Artist in Residence: Herbert Gentry
Herbert Gentry, a long-time resident of Harlem, Paris, and Stockholm, spent the spring semester as "Artist in Residence" for the Art and Art Education program. Gentry, whose paintings are represented in museums throughout the world and are a staple in African-American collections, likes to call himself an expressionist and is proud to have brought the powerful message of "New American Painting"-with its great sense of freedom and personal affirmation-to Paris after World War II.
Gentry, who is 81, and a long-time resident of Harlem, Paris, and Stockholm, spent the spring semester as "Artist in Residence" for the Art and Art Education program. Two days a week he painted in the studios in Macy Hall and worked with students. "I don't like to criticize a student but rather encourage him or her to look at the work with a critical eye," said Gentry.
Gentry was one of more than 300 young American painters and sculptors who headed for Paris during the late 1940s and '50s. After fighting in North Africa during the war he took advantage of the G.I. Bill of Rights and a Fulbright Scholarship to study in Paris.
Gentry's wife, Mary Ann Rose, is a doctoral student in the Art and Art Education program and assisted him during his seminar-like days at TC.
Gentry is still quite active, with his most recent exhibitions taking place at the G.R. N'Namdi Galleries in Chicago and Birmingham, Alabama. The exhibits were mini-retrospectives from the late 1950s to the present. Art critic for the Birmingham News, Joy Hakanson Colby, wrote about the essence of Gentry's art. According to Colby, "At first, Gentry's paintings appear as guileless doodles. As you look, though, they reveal themselves as cosmopolitan, speaking in a number of accents-a dash of Picasso, European Cobra Group, abstract expressionism and assorted other 20th century painting styles.
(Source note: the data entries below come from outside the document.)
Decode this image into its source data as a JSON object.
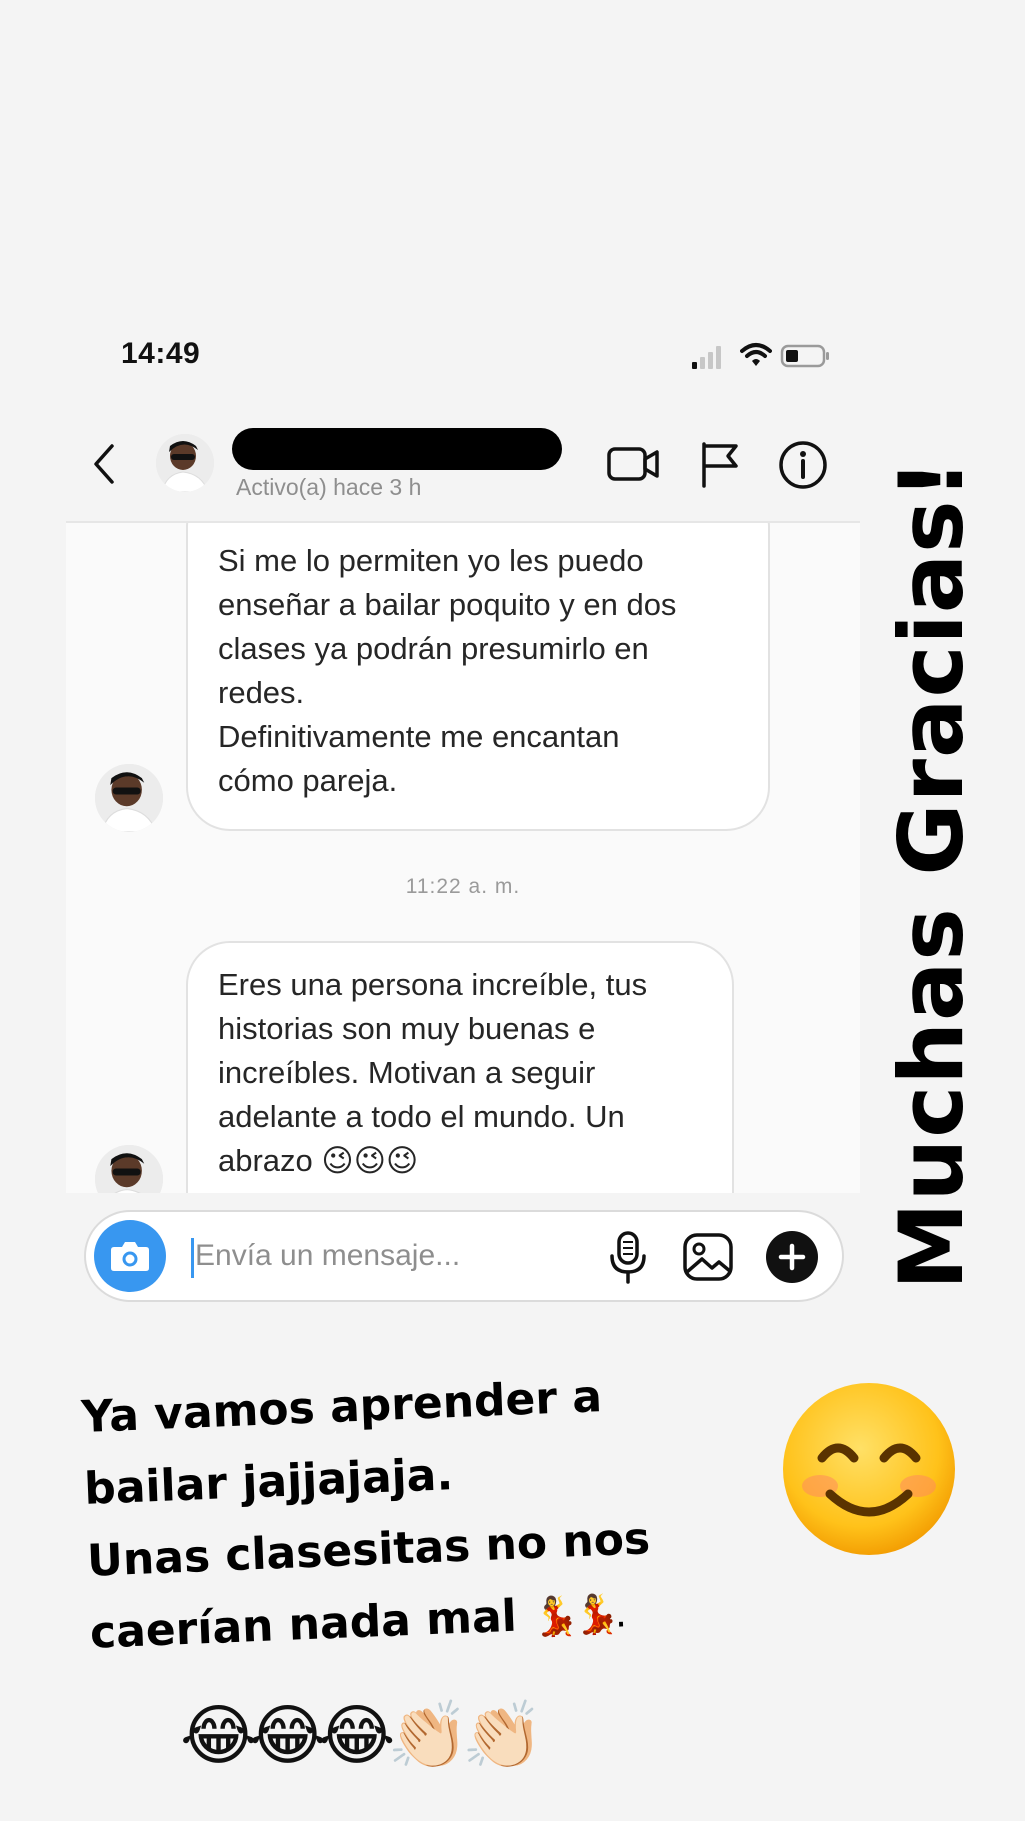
{
  "status_bar": {
    "time": "14:49"
  },
  "header": {
    "active_status": "Activo(a) hace 3 h",
    "icons": [
      "back-chevron-icon",
      "video-call-icon",
      "flag-icon",
      "info-icon"
    ]
  },
  "messages": [
    {
      "text": "Si me lo permiten yo les puedo\nenseñar a bailar poquito y en dos\nclases ya podrán presumirlo en\nredes.\nDefinitivamente me encantan\ncómo pareja."
    },
    {
      "text": "Eres una persona increíble, tus\nhistorias son muy buenas e\nincreíbles. Motivan a seguir\nadelante a todo el mundo. Un\nabrazo 😉😉😉"
    }
  ],
  "timestamp": "11:22 a. m.",
  "composer": {
    "placeholder": "Envía un mensaje...",
    "icons": [
      "camera-icon",
      "microphone-icon",
      "gallery-icon",
      "plus-icon"
    ]
  },
  "overlay": {
    "vertical_text": "Muchas Gracias!",
    "caption_lines": [
      "Ya vamos aprender a",
      "bailar jajjajaja.",
      "Unas clasesitas no nos",
      "caerían nada mal"
    ],
    "caption_tail": "💃💃.",
    "emoji_row": "😂😂😂👏🏻👏🏻"
  },
  "colors": {
    "accent_blue": "#3897f0",
    "background": "#f4f4f4",
    "bubble_border": "#e2e2e2",
    "muted_text": "#8e8e8e"
  }
}
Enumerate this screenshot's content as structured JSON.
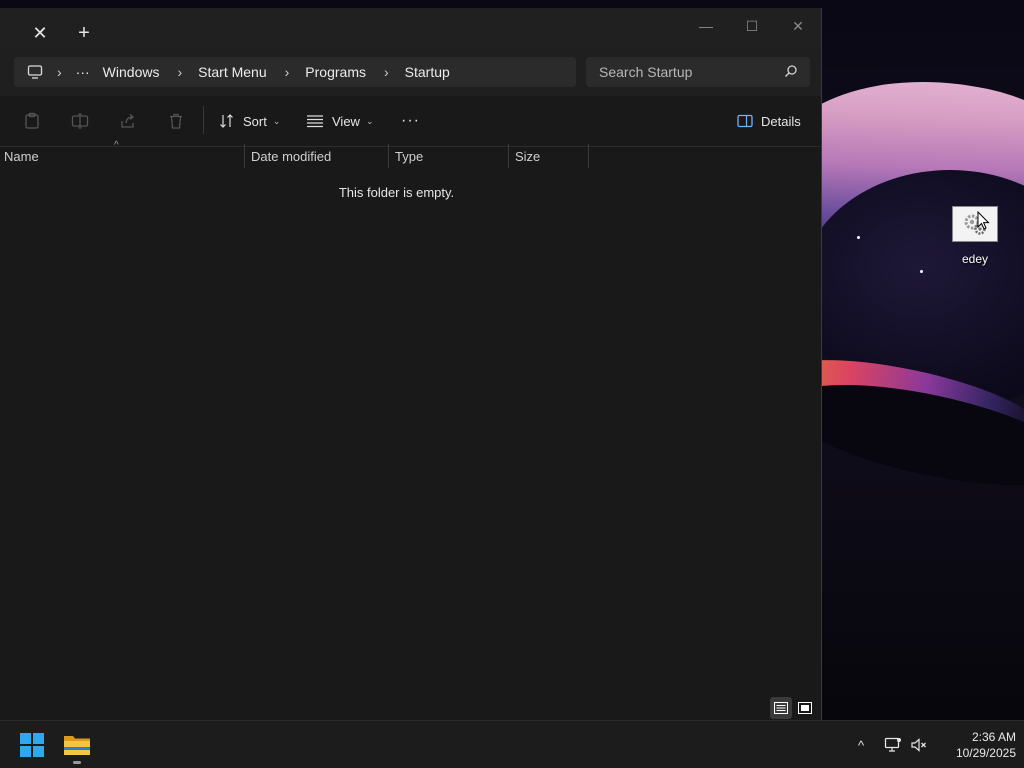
{
  "window": {
    "tab_close": "✕",
    "new_tab": "+",
    "controls": {
      "minimize": "—",
      "maximize": "☐",
      "close": "✕"
    }
  },
  "address": {
    "overflow": "···",
    "segments": [
      "Windows",
      "Start Menu",
      "Programs",
      "Startup"
    ]
  },
  "search": {
    "placeholder": "Search Startup"
  },
  "toolbar": {
    "sort_label": "Sort",
    "view_label": "View",
    "more_label": "···",
    "details_label": "Details"
  },
  "columns": [
    "Name",
    "Date modified",
    "Type",
    "Size"
  ],
  "content": {
    "empty_message": "This folder is empty."
  },
  "desktop": {
    "icon_label": "edey"
  },
  "taskbar": {
    "time": "2:36 AM",
    "date": "10/29/2025",
    "overflow_caret": "^"
  },
  "colors": {
    "accent": "#0078d4",
    "window_bg": "#191919",
    "taskbar_bg": "#1c1c1c",
    "folder_yellow": "#f0b429"
  }
}
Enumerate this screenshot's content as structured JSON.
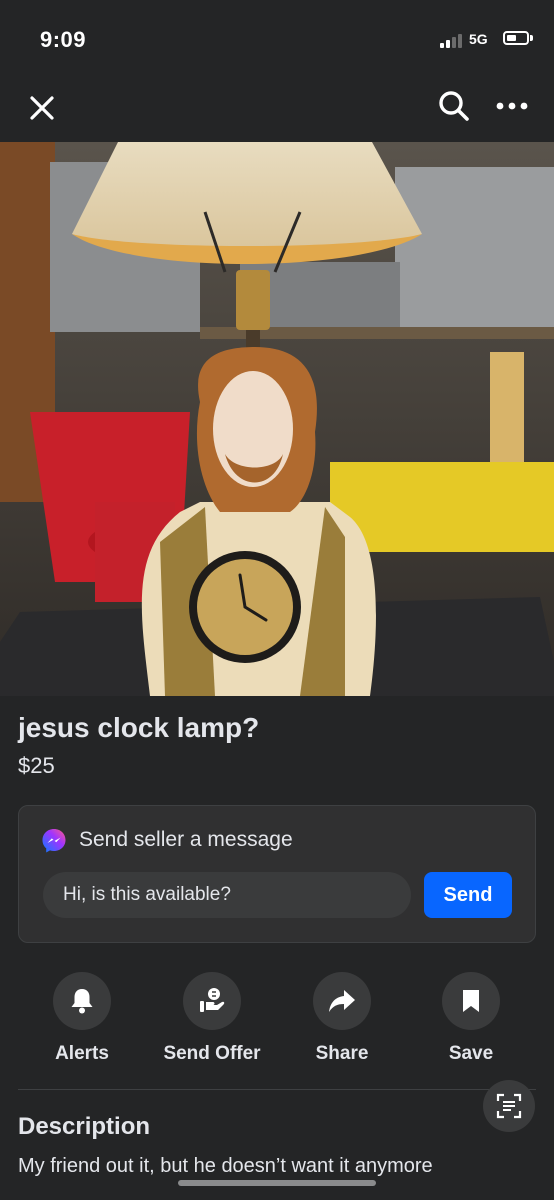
{
  "status_bar": {
    "time": "9:09",
    "network": "5G"
  },
  "nav": {
    "close_icon": "close-icon",
    "search_icon": "search-icon",
    "more_icon": "more-horizontal-icon"
  },
  "listing": {
    "title": "jesus clock lamp?",
    "price": "$25",
    "photo_pager": {
      "count": 2,
      "active_index": 0
    }
  },
  "message": {
    "heading": "Send seller a message",
    "input_value": "Hi, is this available?",
    "send_label": "Send",
    "icon": "messenger-icon",
    "accent_color": "#0866ff"
  },
  "actions": [
    {
      "label": "Alerts",
      "icon": "bell-icon"
    },
    {
      "label": "Send Offer",
      "icon": "offer-icon"
    },
    {
      "label": "Share",
      "icon": "share-arrow-icon"
    },
    {
      "label": "Save",
      "icon": "bookmark-icon"
    }
  ],
  "description": {
    "heading": "Description",
    "text": "My friend out it, but he doesn’t want it anymore"
  },
  "colors": {
    "background": "#242526",
    "card": "#303031",
    "text": "#e4e6eb",
    "button": "#0866ff"
  }
}
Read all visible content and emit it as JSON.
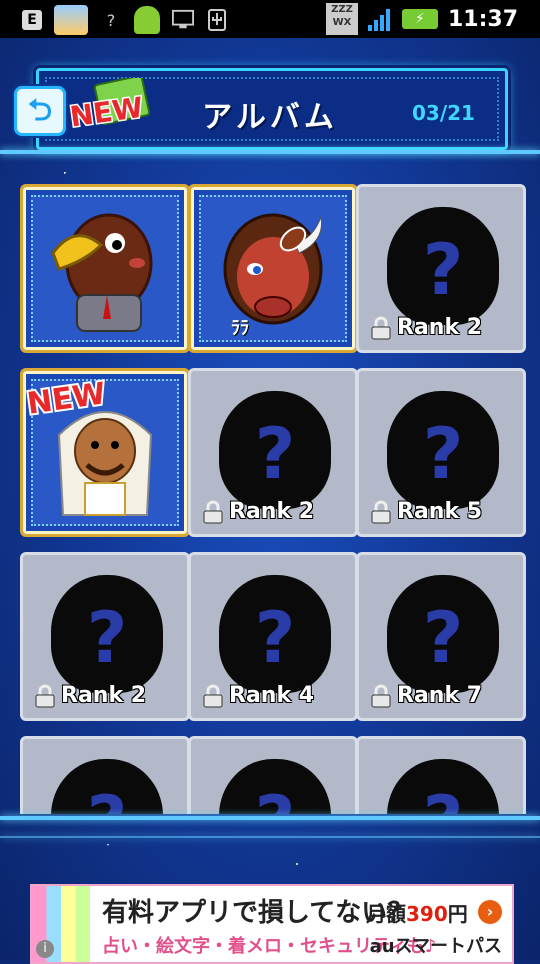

The artist weaves these elements into a flexible language that reflects his background."
Gentry uses the wisdom of his age effortlessly. "The older I become, the easier the work becomes," he said. And it shows.
Published Tuesday, Sep. 18, 2001